Thursday, January 10, 2008

What Bush Could (and Should) Have Done

This week, George W. Bush made his first visit as US President to the West Bank.

I'm not sure why he waited till his final year in office to do it, but it got me thinking about what else he could - and should - do in his final year.

He said "I'm a uniter, not a divider." Yet his policies often seem to do anything but unite. Loved by some, they are loathed and derided by others.

But here's something that would most likely be accepted widely, is unlikely to offend, is something of national importance, and seriously, GWB is the most appropriate president to do this. Which is why I can't figure out why he and his advisers have not done it sooner:

A national fitness campaign.
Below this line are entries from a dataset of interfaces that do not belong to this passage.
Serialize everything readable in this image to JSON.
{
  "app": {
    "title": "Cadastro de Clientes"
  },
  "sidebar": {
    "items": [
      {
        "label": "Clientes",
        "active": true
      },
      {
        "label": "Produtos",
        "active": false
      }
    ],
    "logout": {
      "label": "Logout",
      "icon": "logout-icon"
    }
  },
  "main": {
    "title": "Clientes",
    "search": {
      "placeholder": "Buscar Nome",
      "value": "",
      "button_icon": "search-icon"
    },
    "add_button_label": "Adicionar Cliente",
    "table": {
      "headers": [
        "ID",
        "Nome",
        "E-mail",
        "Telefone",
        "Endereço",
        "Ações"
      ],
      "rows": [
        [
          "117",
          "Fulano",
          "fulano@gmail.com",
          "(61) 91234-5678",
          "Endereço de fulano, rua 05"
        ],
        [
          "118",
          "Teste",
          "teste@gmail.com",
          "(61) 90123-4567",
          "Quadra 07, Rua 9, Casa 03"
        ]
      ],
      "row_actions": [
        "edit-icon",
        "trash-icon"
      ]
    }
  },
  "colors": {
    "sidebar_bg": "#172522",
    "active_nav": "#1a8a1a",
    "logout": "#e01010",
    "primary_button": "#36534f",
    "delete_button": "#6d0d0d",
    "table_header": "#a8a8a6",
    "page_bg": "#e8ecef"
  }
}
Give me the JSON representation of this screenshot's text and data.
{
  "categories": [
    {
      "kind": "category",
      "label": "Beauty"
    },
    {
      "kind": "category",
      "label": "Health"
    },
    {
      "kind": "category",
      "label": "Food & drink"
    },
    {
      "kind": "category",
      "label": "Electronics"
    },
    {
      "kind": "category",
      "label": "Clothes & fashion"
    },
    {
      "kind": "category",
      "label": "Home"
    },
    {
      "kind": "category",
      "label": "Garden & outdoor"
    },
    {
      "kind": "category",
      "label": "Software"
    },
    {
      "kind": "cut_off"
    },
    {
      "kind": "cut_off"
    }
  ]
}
While every administration proudly distributes pictures of the Commander in Chief involved in one sporting activity or other, Bush really is the ultimate fitness fanatic. He once said: "Even when I travel, there's always a treadmill in my room. I have a treadmill on Air Force One. On long trips -- for example, when I went to Europe recently -- I ran for 90 minutes on the flight over there. When I came back from China, I ran on the flight.", in an article entitled George Bush - The Fittest President, reports:

"In January, 1993, he finished the Houston Marathon in 3:44:52 (that's about an 8:30 pace); he's the only president ever to complete that distance.
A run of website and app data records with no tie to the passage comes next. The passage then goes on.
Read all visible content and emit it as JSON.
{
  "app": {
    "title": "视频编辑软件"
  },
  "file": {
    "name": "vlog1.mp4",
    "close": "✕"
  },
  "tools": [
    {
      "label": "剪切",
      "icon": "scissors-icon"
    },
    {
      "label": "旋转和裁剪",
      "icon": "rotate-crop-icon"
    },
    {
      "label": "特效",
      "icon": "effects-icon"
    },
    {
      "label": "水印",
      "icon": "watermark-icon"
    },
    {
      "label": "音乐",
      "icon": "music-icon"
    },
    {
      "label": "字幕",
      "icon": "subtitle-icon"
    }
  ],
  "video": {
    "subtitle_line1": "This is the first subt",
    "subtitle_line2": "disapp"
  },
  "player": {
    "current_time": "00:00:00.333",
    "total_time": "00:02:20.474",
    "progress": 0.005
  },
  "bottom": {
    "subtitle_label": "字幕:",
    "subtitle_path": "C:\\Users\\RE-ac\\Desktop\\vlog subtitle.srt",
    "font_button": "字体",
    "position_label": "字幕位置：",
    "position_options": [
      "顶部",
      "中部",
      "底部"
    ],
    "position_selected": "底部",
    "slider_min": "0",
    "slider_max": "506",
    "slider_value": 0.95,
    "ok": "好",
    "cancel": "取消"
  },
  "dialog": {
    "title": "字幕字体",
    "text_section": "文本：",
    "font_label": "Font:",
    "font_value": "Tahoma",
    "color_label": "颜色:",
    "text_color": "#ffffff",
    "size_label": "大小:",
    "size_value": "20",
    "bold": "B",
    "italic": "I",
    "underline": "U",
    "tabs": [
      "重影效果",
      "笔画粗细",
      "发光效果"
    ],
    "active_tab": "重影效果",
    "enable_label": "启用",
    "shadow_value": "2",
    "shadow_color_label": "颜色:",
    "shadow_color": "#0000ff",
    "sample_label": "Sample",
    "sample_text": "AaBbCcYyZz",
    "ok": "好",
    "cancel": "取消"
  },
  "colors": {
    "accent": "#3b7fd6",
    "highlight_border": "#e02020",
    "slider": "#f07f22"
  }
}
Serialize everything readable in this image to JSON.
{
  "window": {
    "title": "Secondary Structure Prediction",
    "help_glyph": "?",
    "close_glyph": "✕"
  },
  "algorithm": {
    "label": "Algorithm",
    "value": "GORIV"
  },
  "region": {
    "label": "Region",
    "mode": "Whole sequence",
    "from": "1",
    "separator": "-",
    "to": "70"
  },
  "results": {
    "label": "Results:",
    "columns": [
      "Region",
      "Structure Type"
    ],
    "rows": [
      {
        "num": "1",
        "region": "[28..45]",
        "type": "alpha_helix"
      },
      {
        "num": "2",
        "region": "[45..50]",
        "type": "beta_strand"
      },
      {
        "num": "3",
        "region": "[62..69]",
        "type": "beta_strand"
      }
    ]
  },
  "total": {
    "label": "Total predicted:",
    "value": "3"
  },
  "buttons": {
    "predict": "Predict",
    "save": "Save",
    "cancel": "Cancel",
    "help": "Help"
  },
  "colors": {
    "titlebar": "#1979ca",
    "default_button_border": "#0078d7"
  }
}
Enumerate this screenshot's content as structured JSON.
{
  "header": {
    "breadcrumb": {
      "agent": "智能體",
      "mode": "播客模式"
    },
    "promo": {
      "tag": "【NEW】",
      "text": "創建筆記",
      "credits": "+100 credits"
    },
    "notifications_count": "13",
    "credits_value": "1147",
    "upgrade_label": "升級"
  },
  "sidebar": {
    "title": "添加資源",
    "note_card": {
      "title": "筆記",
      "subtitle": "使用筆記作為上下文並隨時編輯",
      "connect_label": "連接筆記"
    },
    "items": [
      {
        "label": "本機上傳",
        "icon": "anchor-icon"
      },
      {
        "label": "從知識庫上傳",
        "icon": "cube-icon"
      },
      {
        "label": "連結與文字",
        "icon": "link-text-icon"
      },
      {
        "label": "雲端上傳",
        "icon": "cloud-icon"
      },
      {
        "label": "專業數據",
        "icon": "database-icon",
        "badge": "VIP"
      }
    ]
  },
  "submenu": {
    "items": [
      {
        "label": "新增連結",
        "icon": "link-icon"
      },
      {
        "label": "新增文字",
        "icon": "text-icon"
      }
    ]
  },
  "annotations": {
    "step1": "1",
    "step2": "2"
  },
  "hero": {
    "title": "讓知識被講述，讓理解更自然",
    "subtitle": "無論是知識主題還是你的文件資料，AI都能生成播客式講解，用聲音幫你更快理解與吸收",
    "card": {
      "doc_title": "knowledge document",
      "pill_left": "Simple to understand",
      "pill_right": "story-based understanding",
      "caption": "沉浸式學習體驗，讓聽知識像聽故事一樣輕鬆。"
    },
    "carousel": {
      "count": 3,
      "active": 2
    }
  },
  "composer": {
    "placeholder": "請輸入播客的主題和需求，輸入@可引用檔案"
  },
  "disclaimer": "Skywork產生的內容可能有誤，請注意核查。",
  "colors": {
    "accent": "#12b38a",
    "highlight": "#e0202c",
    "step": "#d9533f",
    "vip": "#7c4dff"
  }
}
"...Runner's World...reported his normal routine is to run five or six times a week. "When I run," he said, "I run hard. On Sundays if I'm at Camp David, I'll go for a hard, morning run -- these days about 20:30 to 20:45 for three miles on a tough course." In June, 2002, he ran a three-mile road race in an official time of 20:29 at age 55-years-old.
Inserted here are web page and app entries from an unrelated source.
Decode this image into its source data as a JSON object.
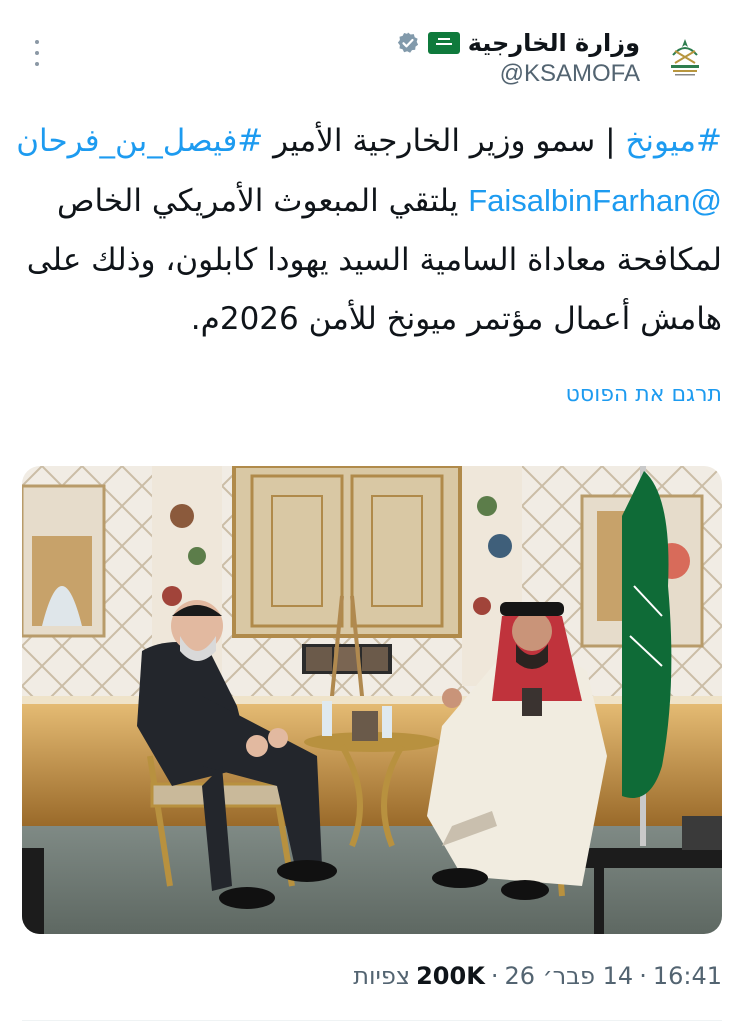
{
  "author": {
    "display_name": "وزارة الخارجية",
    "handle": "@KSAMOFA",
    "avatar_icon": "ministry-emblem-icon",
    "flag_icon": "saudi-flag-icon",
    "verified_icon": "gray-verified-badge-icon"
  },
  "tweet": {
    "line1_tag1": "#ميونخ",
    "line1_text": " | سمو وزير الخارجية الأمير ",
    "line1_tag2": "#فيصل_بن_فرحان",
    "line2_mention": "@FaisalbinFarhan",
    "line2_text": " يلتقي المبعوث الأمريكي الخاص",
    "line3": "لمكافحة معاداة السامية السيد يهودا كابلون، وذلك على",
    "line4": "هامش أعمال مؤتمر ميونخ للأمن 2026م."
  },
  "translate_label": "תרגם את הפוסט",
  "photo_alt": "photo",
  "meta": {
    "time": "16:41",
    "sep1": "·",
    "date": "14 פבר׳ 26",
    "sep2": "·",
    "views_count": "200K",
    "views_label": "צפיות"
  },
  "colors": {
    "link": "#1d9bf0",
    "secondary_text": "#536471",
    "primary_text": "#0f1419"
  }
}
Good heavenly days.

"Bush also mountain bikes at the Crawford, Texas, ranch, pushing hard for four-hour rides. According to AP reporter Scott Lindlaw, who rode with Bush on a mountain bike, "He (Bush) watches his heart rate very, very closely. He was reporting to me regularly what his heart rate was. ... He likes to exercise in the zone."

Wouldn't a fitness campaign be one thing Bush could do - easily - with loads of credibility?

True, there was his Healthier US Initiative of 2003, "designed to help Americans, especially children, live longer, better, and healthier lives" and encourages taking "steps to improve personal health and fitness." It even inspired a book.

Do you remember it?

I don't, and there's a good chance you don't either.

It's possible the media gave the initiative short shrift because it's not an exciting story, involving guns, oil or money....or one that people would probably ignore. But doesn't the White House have the power to say, look, this is a really important thing - everybody should sit up, pay attention and get moving - Americans just need to be healthier, and we are going to do whatever it takes to help them get there?

Given that we've been told for years now that that Americans don't exercise enough; given that health professionals say this inactivity is the source of many medical conditions, which in turn are straining the country's health care resources - I really wonder why the President didn't seize the opportunity to make this a national priority and, quite possibly, improve his dismal approval ratings.

The case could be made that the healthier we are, the better our economic shape... or that a fit nation is in the interests of national security.

With the analysis of the recent caucus and primary results indicating an exhaustion with partisan politics, fitness is an issue that has the potential to unite people of vastly differing political stripes.

It's not too late for the administration to step on it.